*Task directions*. From the entries that follow, gather each line holding the word "title".

*Data excerpts*.
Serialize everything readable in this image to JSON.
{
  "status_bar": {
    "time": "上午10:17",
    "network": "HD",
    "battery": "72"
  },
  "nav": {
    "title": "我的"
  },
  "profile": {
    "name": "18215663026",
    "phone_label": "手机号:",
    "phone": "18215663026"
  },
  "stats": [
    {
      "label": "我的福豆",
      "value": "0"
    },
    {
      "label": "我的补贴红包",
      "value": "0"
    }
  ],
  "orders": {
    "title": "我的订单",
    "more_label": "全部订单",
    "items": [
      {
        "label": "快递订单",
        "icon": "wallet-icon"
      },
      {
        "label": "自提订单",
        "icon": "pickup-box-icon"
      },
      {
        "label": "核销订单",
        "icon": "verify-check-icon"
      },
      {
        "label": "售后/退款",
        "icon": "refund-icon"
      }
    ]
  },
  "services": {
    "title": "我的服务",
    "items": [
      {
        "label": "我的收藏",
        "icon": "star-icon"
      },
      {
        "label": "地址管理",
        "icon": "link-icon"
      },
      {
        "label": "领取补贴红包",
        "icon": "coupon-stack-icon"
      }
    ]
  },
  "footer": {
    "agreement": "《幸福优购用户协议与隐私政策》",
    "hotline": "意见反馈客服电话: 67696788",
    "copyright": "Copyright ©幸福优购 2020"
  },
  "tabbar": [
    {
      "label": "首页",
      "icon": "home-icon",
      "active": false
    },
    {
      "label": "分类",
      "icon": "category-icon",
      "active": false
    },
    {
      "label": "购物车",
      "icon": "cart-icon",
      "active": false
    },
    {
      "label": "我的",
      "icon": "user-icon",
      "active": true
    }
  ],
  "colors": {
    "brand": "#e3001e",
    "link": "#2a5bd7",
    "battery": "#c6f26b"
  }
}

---

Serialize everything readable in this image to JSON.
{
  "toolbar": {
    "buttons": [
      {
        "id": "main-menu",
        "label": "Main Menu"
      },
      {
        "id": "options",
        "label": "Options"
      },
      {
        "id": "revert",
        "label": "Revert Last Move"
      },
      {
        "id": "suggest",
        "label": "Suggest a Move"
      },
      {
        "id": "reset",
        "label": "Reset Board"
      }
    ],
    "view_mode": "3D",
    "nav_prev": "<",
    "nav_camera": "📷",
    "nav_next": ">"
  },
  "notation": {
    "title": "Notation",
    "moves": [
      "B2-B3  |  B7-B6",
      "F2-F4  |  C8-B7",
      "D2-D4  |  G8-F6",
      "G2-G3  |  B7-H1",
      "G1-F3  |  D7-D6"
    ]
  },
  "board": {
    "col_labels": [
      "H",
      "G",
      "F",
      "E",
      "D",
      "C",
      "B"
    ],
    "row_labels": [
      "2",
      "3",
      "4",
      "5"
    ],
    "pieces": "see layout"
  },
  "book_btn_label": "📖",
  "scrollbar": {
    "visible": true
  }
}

*Written response*.
    "title": "我的"
    "title": "我的订单",
    "title": "我的服务",
    "title": "Notation",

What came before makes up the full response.